And the truth is, when you feel sick, it’s a small comfort to know you’ll be better within a week and what’s happening to you isn’t, in fact, serious. There’s none of the anxiety of a real medical problem, but then it’s in a different category entirely: it’s the very knowledge of its toothlessness—paired with its unpleasantness—that renders it irritating. Read More »
October 20, 2014 | by Sadie Stein
“I’ve never seen the point of New York,” someone said to me last week, in a foreign city, upon learning that it was my hometown.
I must confess to being nonplussed by this. I hadn’t fielded such an idiotic remark since middle school. Back then, I would have responded in kind with some nonsense—“Well, since it’s not pyramid-shaped, neither have I,” or something about John Stuart Mill, if I knew about him—but now this did not come so easily. Most of us have long since learned that there’s not much sport in breaking the fine-print clauses of the social contract.
And most of us learn the hard way. My most shameful memory is of creeping around a tree, perhaps in second grade, at Reynolds Field, and hissing, “Candy is dandy, but liquor is quicker,” at a mystified five-year-old. I knew instantly that I had not conjured the mystery and allure I’d been going for; that I was, in fact, an ass. I have never admitted that before. I wonder if that kid remembers it. I really hope not.
But now I am a grown-up. So I quoted to him one of the few things I know by heart:
On any person who desires such queer prizes, New York will bestow the gift of loneliness and the gift of privacy. It is this largess that accounts for the presence within the city’s walls of a considerable section of the population; for the residents of Manhattan are to a large extent strangers who have pulled up stakes somewhere and come to town, seeking sanctuary or fulfillment or some greater or lesser grail. The capacity to make such dubious gifts is a mysterious quality of New York. It can destroy an individual, or it can fulfill him, depending a good deal on luck. No one should come to New York to live unless he is willing to be lucky.
I finished. We stared at each other blankly.
“That was E.B. White,” I said.
“I meant it rhetorically,” he said.
February 6, 2014 | by Dan Piepenbring
Last night I saw Angus Jackson’s King Lear, now at BAM, with a spry, sturdy Frank Langella in the title role. Langella was astonishing—he does high dudgeon, he does piss and vinegar, he does grief, perplexity, and weariness.

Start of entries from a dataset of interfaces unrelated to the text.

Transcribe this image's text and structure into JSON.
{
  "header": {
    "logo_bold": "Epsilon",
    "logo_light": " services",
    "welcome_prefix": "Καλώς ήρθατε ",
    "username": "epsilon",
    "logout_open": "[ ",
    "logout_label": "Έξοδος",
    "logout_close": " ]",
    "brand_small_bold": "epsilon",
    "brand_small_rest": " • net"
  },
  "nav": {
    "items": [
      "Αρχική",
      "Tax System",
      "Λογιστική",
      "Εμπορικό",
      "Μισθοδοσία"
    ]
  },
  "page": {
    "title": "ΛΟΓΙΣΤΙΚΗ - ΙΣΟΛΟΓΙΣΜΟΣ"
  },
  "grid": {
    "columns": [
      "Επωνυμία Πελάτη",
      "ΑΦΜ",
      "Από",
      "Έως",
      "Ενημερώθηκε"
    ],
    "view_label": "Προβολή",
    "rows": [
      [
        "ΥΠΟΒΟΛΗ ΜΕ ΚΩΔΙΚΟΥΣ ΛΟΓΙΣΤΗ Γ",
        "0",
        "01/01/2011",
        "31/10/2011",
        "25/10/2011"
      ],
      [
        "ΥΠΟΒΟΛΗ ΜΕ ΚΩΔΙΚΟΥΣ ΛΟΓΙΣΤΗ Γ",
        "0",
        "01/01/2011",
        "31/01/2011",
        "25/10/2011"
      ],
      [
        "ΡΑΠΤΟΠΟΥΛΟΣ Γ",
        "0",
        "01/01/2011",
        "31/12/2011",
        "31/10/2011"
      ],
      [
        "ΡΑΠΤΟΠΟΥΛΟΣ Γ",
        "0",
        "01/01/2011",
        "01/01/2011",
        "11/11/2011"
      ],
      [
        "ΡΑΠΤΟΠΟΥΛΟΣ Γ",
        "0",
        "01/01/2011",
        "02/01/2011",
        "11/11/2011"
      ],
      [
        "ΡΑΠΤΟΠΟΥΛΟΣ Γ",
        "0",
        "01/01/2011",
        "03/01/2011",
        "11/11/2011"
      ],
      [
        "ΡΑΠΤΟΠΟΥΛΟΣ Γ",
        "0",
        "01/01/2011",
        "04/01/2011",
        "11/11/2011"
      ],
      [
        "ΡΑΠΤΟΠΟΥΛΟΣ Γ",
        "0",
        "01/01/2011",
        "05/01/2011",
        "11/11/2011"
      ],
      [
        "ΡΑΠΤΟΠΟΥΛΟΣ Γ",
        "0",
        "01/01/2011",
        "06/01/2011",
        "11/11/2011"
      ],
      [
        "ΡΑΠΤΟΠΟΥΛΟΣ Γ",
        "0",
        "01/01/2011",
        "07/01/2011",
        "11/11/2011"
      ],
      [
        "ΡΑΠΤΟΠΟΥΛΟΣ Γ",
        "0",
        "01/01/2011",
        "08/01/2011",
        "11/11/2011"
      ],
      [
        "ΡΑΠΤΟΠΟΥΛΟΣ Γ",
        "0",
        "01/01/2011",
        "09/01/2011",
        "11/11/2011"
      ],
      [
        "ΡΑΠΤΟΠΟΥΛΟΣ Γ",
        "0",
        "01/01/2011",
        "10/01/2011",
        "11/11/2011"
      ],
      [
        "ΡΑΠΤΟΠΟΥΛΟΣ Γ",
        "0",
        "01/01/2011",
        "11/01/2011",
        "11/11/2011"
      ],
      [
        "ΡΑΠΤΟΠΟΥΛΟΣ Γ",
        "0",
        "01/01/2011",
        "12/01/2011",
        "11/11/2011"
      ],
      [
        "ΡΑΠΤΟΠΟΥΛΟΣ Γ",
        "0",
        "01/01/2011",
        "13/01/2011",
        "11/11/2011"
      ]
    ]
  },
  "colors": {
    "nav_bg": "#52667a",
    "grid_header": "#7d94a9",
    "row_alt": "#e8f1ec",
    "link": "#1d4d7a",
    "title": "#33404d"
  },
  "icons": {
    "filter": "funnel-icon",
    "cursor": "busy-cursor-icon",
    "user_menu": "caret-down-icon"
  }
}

His rimy, bellowing voice belies a surprising range, especially in the later acts. Lear dodders around, benighted, mad, machinating and fulminating to no one.
I haven’t read Lear in a while, and I’d forgotten that it has some tremendous insults in it—as befits a play about a graying, cantankerous head of state. I have a thing for archaic insults. They carry all the rancor of their modern-day counterparts, and with the added advantage of unfamiliarity—you called me what? The result is pure, clean-burning rage. It’s not unlike seeing someone mouth off in a country where you don’t speak the language.
Shakespeare, being Shakespeare, really knows how to deliver a good tongue-lashing—the theater has always been an ideal venue to see people go off on one another, and accordingly his plays are zested with putdowns. These are, I think, great fun to try on your friends. (And then, later, once you’ve mastered them, on your enemies.) Read More »